As the CEO and Founder of Phoenix Senior Living it is no secret that serving and honoring seniors and their families is my passion. Even when Phoenix Senior Living was only a dream, I was always vehement about having a strong and thriving inter-generational platform when I finally launched my vision. Now that my dream of Phoenix Senior Living has been realized — we will soon have 10 Phoenix Senior Living communities serving seniors throughout the Southeast — I have only become more passionate about bringing our youngest generation together with our wisest generation.

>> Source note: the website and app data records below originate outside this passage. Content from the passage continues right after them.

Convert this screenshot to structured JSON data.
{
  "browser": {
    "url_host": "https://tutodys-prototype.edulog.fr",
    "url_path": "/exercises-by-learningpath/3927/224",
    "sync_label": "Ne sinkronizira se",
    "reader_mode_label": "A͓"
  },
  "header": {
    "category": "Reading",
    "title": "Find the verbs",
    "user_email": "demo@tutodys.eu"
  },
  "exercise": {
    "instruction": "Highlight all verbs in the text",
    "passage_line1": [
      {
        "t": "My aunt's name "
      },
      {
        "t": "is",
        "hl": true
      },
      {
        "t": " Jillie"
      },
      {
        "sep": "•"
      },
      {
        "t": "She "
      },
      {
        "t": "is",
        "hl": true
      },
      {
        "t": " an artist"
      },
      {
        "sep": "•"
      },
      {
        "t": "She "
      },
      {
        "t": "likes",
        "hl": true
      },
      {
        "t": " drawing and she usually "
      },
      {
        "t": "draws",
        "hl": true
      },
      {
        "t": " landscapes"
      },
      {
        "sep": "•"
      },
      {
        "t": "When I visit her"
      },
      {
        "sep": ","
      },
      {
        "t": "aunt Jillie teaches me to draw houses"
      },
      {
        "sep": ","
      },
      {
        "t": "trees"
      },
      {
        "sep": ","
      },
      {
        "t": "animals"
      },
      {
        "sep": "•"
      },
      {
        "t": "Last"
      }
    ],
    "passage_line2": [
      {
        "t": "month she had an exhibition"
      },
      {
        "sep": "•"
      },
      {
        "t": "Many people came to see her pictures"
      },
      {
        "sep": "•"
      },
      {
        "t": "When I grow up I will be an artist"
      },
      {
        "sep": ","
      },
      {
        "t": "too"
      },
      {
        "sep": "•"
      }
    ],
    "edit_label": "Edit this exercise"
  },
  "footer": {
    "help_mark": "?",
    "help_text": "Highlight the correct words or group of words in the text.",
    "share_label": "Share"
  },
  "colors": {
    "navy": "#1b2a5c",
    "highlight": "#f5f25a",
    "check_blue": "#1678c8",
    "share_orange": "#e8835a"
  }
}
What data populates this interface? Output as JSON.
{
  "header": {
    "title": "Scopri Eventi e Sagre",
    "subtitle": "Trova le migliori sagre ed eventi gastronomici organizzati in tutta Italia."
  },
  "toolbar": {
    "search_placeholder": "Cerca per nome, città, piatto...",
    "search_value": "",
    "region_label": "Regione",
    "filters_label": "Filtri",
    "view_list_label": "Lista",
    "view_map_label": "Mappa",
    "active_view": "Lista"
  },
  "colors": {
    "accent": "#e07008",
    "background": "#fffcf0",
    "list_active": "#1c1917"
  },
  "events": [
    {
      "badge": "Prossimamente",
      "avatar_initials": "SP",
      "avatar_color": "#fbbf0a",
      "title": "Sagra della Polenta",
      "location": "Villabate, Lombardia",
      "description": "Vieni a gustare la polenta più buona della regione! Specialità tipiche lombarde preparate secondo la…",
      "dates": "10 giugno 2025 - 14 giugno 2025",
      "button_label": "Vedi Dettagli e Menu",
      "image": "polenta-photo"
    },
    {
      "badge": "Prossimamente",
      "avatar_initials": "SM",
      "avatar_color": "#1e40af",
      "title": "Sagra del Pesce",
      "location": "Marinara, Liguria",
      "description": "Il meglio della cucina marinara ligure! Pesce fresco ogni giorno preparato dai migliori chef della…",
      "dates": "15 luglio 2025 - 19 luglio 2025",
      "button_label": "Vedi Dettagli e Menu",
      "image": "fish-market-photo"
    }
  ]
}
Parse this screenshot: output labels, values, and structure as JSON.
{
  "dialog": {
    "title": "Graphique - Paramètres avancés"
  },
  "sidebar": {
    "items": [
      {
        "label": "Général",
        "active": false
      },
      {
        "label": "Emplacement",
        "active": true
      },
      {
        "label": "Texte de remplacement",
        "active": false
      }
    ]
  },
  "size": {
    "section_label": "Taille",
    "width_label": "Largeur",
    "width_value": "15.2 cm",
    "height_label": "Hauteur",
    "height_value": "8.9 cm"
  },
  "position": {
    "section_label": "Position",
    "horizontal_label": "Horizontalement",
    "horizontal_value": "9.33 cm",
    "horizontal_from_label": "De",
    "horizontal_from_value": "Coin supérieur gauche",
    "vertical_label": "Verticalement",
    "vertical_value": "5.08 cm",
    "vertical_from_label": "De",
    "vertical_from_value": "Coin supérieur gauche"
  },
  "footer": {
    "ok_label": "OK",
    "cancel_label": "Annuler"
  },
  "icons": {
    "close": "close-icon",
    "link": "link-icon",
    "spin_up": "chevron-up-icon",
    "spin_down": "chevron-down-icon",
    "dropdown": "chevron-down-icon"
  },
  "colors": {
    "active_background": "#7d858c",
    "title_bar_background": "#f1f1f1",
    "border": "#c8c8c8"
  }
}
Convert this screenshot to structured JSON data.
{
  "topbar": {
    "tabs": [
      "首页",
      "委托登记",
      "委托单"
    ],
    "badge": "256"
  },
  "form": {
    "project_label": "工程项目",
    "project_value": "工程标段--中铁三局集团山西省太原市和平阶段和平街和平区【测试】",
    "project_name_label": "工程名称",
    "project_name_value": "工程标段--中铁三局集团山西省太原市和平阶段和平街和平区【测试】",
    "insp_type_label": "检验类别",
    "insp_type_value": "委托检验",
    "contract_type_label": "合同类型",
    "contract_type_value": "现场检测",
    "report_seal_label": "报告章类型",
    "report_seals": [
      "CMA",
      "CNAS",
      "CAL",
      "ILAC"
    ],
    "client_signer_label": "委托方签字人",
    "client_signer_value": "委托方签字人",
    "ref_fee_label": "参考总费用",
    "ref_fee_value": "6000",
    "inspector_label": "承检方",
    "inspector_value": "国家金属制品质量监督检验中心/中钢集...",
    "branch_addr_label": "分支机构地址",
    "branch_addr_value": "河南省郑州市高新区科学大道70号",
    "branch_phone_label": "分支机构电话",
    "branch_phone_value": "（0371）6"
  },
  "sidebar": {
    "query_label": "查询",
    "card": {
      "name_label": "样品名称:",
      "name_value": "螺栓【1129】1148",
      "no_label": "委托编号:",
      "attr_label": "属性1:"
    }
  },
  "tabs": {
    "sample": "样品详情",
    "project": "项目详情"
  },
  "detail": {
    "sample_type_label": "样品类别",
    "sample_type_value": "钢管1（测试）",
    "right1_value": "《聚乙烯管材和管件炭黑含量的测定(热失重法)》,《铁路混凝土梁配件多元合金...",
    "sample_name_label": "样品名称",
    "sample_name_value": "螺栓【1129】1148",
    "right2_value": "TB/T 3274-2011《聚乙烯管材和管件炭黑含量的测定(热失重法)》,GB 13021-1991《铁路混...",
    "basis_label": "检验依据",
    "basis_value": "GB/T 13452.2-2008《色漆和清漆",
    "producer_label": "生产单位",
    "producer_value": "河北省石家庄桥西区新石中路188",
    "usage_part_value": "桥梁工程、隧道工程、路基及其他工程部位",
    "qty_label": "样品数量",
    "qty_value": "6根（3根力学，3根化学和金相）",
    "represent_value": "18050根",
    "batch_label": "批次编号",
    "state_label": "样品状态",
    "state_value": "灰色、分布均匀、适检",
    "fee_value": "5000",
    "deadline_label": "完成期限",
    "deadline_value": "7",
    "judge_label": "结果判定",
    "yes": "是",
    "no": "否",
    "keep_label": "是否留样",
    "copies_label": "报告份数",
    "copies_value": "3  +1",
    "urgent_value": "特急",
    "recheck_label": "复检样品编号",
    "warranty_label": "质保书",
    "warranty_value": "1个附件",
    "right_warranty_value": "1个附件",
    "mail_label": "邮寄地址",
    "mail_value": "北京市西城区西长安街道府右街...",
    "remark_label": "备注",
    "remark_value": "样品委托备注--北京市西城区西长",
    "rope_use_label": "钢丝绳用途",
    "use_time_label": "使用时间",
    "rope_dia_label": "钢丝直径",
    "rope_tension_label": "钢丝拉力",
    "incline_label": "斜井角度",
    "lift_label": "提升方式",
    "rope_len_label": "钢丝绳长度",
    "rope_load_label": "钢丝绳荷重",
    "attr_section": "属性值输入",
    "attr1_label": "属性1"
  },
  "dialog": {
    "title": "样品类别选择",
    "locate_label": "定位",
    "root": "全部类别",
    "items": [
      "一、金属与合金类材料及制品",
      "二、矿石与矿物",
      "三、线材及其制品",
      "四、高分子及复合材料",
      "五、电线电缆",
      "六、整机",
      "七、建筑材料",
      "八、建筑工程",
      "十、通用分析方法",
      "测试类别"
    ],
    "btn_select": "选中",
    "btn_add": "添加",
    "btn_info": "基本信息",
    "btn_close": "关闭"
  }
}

Both personally and professionally, I have experienced the wisdom of our elders; they are some of the most knowledgeable people in our society, bringing a lifetime of experiences many Americans can only imagine. Experiences like illness with limited medical assistance, oppression, loss, crushing poverty with The Great Depression, and a World War. Our elders possess a unique kind of wisdom borne of surviving these experiences that could, and should, provide a valuable lens through which younger people can view their own lives.
Sadly, ageism does still exist and our seniors are often subject to prejudice and discrimination. It is truly a shame to think that seniors, with a lifetime of experience and memories — memories that include a time when communities were close and stable, when air and water were cleaner, when people didn’t have to lock their doors, when people grew up working (understanding if there weren’t any “good” jobs available, they took whatever was available and worked hard at them) — would be so often overlooked for their advice. They know better than most that you can live well with less and be happy.
I ponder the fact that our elders survived the Great Depression, so why would we not want to hear from them and how they managed to hold their families together in a time much worse than our own economic downturn? With our wars abroad today, we could learn a lot from our veterans who fought for our country in World War II and the Korean War, as well as their spouses and children who supported their efforts at home. These men and women have such incredible, unique, and valuable stories to share and their experiences provide life lessons that could help us all.
For me personally, I know the importance of the relationship between grandparents and their grandchildren. Studies indicate it is second in emotional importance only to the relationship between parent and child. Both grandparents and grandchildren enjoy the benefits from staying engaged. Research confirms that almost 90% of adult grandchildren believe their grandparents influenced their values and behaviors; I, for a fact, know how important it is. I experienced it as a young person growing up, and to this very day I treasure the life lessons I learned from my own grandparents. I now have the privilege of watching my own children learn at the feet of their wise grandparents, a relationship we all value. We should all be aware of the valuable resource we have in our remaining members of the Greatest Generation, and how quickly we are losing their wisdom. The world will continue — our Wisest Generation would tell us that — yet I must say that the world will be much less interesting without this remarkable group of people.
At Phoenix Senior Living, we will continue to value and treasure the lessons learned from our Wisest Generation.